Assignment: Please reproduce the following records exactly as they appear.

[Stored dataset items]

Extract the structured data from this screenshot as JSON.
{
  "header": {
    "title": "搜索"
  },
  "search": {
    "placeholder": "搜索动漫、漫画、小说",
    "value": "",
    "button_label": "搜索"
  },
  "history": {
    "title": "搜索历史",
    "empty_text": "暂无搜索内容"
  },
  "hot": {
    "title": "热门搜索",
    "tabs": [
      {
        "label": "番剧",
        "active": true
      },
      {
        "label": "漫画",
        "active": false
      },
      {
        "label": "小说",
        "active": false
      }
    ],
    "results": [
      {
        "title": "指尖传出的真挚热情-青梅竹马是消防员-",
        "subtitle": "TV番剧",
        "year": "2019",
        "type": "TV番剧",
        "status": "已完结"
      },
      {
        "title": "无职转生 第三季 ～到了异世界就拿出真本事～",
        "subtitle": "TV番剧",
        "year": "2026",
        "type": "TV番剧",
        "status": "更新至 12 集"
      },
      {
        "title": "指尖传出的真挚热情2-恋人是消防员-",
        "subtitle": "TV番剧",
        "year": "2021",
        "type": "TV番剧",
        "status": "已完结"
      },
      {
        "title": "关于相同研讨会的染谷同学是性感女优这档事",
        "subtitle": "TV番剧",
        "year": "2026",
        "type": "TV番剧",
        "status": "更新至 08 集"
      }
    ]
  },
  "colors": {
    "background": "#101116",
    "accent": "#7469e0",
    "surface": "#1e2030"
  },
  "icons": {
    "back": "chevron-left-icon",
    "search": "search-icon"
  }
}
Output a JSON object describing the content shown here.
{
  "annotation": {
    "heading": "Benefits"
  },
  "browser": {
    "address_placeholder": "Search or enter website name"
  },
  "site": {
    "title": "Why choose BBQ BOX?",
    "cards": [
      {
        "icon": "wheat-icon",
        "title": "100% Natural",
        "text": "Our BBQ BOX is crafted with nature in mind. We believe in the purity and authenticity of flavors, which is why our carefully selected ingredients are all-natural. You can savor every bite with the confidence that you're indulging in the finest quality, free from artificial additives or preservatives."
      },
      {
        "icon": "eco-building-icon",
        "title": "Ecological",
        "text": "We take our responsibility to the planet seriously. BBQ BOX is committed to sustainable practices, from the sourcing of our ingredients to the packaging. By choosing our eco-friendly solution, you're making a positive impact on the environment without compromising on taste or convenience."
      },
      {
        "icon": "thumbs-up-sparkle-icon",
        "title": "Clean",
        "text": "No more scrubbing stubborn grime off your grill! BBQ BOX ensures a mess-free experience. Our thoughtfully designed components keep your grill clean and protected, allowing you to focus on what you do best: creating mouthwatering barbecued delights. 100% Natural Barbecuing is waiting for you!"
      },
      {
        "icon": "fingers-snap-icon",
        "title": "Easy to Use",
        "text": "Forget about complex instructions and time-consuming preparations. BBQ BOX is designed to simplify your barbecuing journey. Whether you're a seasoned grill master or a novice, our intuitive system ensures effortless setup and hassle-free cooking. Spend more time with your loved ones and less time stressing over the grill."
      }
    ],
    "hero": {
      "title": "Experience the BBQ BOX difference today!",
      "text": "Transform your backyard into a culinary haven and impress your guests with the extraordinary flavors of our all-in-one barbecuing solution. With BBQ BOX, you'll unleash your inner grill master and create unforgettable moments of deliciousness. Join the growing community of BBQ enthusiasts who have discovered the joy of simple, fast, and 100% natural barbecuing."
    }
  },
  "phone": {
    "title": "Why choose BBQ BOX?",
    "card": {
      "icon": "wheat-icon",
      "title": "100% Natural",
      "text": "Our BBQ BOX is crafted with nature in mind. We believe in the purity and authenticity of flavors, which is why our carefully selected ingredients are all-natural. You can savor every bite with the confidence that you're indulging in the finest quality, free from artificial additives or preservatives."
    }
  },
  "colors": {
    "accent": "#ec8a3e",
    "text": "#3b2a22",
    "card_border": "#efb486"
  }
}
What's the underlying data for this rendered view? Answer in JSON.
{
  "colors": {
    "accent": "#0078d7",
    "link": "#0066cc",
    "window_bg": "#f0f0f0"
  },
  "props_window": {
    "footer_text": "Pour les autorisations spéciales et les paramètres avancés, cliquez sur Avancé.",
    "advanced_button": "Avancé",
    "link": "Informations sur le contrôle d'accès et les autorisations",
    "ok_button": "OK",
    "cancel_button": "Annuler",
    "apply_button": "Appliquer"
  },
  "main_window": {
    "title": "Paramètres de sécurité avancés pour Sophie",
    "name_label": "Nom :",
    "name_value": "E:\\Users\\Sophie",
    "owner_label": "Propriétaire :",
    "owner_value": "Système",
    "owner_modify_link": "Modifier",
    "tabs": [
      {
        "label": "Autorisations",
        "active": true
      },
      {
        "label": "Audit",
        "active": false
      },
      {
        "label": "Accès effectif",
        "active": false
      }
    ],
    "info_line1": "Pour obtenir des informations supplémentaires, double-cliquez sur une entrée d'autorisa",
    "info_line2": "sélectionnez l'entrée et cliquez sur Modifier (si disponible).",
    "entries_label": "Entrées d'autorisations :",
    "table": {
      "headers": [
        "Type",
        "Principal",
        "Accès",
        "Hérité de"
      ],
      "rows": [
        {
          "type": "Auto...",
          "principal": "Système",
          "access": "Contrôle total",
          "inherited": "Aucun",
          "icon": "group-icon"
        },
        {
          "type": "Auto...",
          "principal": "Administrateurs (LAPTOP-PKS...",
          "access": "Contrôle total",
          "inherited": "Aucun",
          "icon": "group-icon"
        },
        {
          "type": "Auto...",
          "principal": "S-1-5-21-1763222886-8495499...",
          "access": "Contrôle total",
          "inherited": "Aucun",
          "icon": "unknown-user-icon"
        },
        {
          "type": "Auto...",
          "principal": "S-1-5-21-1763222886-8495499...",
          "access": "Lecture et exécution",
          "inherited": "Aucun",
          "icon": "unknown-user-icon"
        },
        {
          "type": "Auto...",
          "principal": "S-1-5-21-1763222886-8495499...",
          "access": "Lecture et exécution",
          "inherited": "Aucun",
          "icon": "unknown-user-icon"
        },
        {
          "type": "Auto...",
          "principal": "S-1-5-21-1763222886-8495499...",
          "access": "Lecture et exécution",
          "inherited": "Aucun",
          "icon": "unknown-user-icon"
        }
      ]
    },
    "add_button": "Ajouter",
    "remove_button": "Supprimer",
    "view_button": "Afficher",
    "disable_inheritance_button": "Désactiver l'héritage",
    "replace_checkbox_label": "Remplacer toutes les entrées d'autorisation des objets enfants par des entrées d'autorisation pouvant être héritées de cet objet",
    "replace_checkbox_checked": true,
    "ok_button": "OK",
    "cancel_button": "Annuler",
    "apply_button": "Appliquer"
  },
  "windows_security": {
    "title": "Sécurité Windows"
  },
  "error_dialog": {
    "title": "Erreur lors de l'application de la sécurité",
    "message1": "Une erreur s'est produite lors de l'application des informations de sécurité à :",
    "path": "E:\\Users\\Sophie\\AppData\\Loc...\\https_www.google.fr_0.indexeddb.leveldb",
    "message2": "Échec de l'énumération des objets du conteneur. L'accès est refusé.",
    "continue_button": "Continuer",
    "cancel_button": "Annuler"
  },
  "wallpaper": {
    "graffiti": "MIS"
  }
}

Result of the exercise:
Extract the structured data from this screenshot as JSON.
{
  "header": {
    "title": "搜索"
  },
  "search": {
    "placeholder": "搜索动漫、漫画、小说",
    "value": "",
    "button_label": "搜索"
  },
  "history": {
    "title": "搜索历史",
    "empty_text": "暂无搜索内容"
  },
  "hot": {
    "title": "热门搜索",
    "tabs": [
      {
        "label": "番剧",
        "active": true
      },
      {
        "label": "漫画",
        "active": false
      },
      {
        "label": "小说",
        "active": false
      }
    ],
    "results": [
      {
        "title": "指尖传出的真挚热情-青梅竹马是消防员-",
        "subtitle": "TV番剧",
        "year": "2019",
        "type": "TV番剧",
        "status": "已完结"
      },
      {
        "title": "无职转生 第三季 ～到了异世界就拿出真本事～",
        "subtitle": "TV番剧",
        "year": "2026",
        "type": "TV番剧",
        "status": "更新至 12 集"
      },
      {
        "title": "指尖传出的真挚热情2-恋人是消防员-",
        "subtitle": "TV番剧",
        "year": "2021",
        "type": "TV番剧",
        "status": "已完结"
      },
      {
        "title": "关于相同研讨会的染谷同学是性感女优这档事",
        "subtitle": "TV番剧",
        "year": "2026",
        "type": "TV番剧",
        "status": "更新至 08 集"
      }
    ]
  },
  "colors": {
    "background": "#101116",
    "accent": "#7469e0",
    "surface": "#1e2030"
  },
  "icons": {
    "back": "chevron-left-icon",
    "search": "search-icon"
  }
}
Output a JSON object describing the content shown here.
{
  "annotation": {
    "heading": "Benefits"
  },
  "browser": {
    "address_placeholder": "Search or enter website name"
  },
  "site": {
    "title": "Why choose BBQ BOX?",
    "cards": [
      {
        "icon": "wheat-icon",
        "title": "100% Natural",
        "text": "Our BBQ BOX is crafted with nature in mind. We believe in the purity and authenticity of flavors, which is why our carefully selected ingredients are all-natural. You can savor every bite with the confidence that you're indulging in the finest quality, free from artificial additives or preservatives."
      },
      {
        "icon": "eco-building-icon",
        "title": "Ecological",
        "text": "We take our responsibility to the planet seriously. BBQ BOX is committed to sustainable practices, from the sourcing of our ingredients to the packaging. By choosing our eco-friendly solution, you're making a positive impact on the environment without compromising on taste or convenience."
      },
      {
        "icon": "thumbs-up-sparkle-icon",
        "title": "Clean",
        "text": "No more scrubbing stubborn grime off your grill! BBQ BOX ensures a mess-free experience. Our thoughtfully designed components keep your grill clean and protected, allowing you to focus on what you do best: creating mouthwatering barbecued delights. 100% Natural Barbecuing is waiting for you!"
      },
      {
        "icon": "fingers-snap-icon",
        "title": "Easy to Use",
        "text": "Forget about complex instructions and time-consuming preparations. BBQ BOX is designed to simplify your barbecuing journey. Whether you're a seasoned grill master or a novice, our intuitive system ensures effortless setup and hassle-free cooking. Spend more time with your loved ones and less time stressing over the grill."
      }
    ],
    "hero": {
      "title": "Experience the BBQ BOX difference today!",
      "text": "Transform your backyard into a culinary haven and impress your guests with the extraordinary flavors of our all-in-one barbecuing solution. With BBQ BOX, you'll unleash your inner grill master and create unforgettable moments of deliciousness. Join the growing community of BBQ enthusiasts who have discovered the joy of simple, fast, and 100% natural barbecuing."
    }
  },
  "phone": {
    "title": "Why choose BBQ BOX?",
    "card": {
      "icon": "wheat-icon",
      "title": "100% Natural",
      "text": "Our BBQ BOX is crafted with nature in mind. We believe in the purity and authenticity of flavors, which is why our carefully selected ingredients are all-natural. You can savor every bite with the confidence that you're indulging in the finest quality, free from artificial additives or preservatives."
    }
  },
  "colors": {
    "accent": "#ec8a3e",
    "text": "#3b2a22",
    "card_border": "#efb486"
  }
}
What's the underlying data for this rendered view? Answer in JSON.
{
  "colors": {
    "accent": "#0078d7",
    "link": "#0066cc",
    "window_bg": "#f0f0f0"
  },
  "props_window": {
    "footer_text": "Pour les autorisations spéciales et les paramètres avancés, cliquez sur Avancé.",
    "advanced_button": "Avancé",
    "link": "Informations sur le contrôle d'accès et les autorisations",
    "ok_button": "OK",
    "cancel_button": "Annuler",
    "apply_button": "Appliquer"
  },
  "main_window": {
    "title": "Paramètres de sécurité avancés pour Sophie",
    "name_label": "Nom :",
    "name_value": "E:\\Users\\Sophie",
    "owner_label": "Propriétaire :",
    "owner_value": "Système",
    "owner_modify_link": "Modifier",
    "tabs": [
      {
        "label": "Autorisations",
        "active": true
      },
      {
        "label": "Audit",
        "active": false
      },
      {
        "label": "Accès effectif",
        "active": false
      }
    ],
    "info_line1": "Pour obtenir des informations supplémentaires, double-cliquez sur une entrée d'autorisa",
    "info_line2": "sélectionnez l'entrée et cliquez sur Modifier (si disponible).",
    "entries_label": "Entrées d'autorisations :",
    "table": {
      "headers": [
        "Type",
        "Principal",
        "Accès",
        "Hérité de"
      ],
      "rows": [
        {
          "type": "Auto...",
          "principal": "Système",
          "access": "Contrôle total",
          "inherited": "Aucun",
          "icon": "group-icon"
        },
        {
          "type": "Auto...",
          "principal": "Administrateurs (LAPTOP-PKS...",
          "access": "Contrôle total",
          "inherited": "Aucun",
          "icon": "group-icon"
        },
        {
          "type": "Auto...",
          "principal": "S-1-5-21-1763222886-8495499...",
          "access": "Contrôle total",
          "inherited": "Aucun",
          "icon": "unknown-user-icon"
        },
        {
          "type": "Auto...",
          "principal": "S-1-5-21-1763222886-8495499...",
          "access": "Lecture et exécution",
          "inherited": "Aucun",
          "icon": "unknown-user-icon"
        },
        {
          "type": "Auto...",
          "principal": "S-1-5-21-1763222886-8495499...",
          "access": "Lecture et exécution",
          "inherited": "Aucun",
          "icon": "unknown-user-icon"
        },
        {
          "type": "Auto...",
          "principal": "S-1-5-21-1763222886-8495499...",
          "access": "Lecture et exécution",
          "inherited": "Aucun",
          "icon": "unknown-user-icon"
        }
      ]
    },
    "add_button": "Ajouter",
    "remove_button": "Supprimer",
    "view_button": "Afficher",
    "disable_inheritance_button": "Désactiver l'héritage",
    "replace_checkbox_label": "Remplacer toutes les entrées d'autorisation des objets enfants par des entrées d'autorisation pouvant être héritées de cet objet",
    "replace_checkbox_checked": true,
    "ok_button": "OK",
    "cancel_button": "Annuler",
    "apply_button": "Appliquer"
  },
  "windows_security": {
    "title": "Sécurité Windows"
  },
  "error_dialog": {
    "title": "Erreur lors de l'application de la sécurité",
    "message1": "Une erreur s'est produite lors de l'application des informations de sécurité à :",
    "path": "E:\\Users\\Sophie\\AppData\\Loc...\\https_www.google.fr_0.indexeddb.leveldb",
    "message2": "Échec de l'énumération des objets du conteneur. L'accès est refusé.",
    "continue_button": "Continuer",
    "cancel_button": "Annuler"
  },
  "wallpaper": {
    "graffiti": "MIS"
  }
}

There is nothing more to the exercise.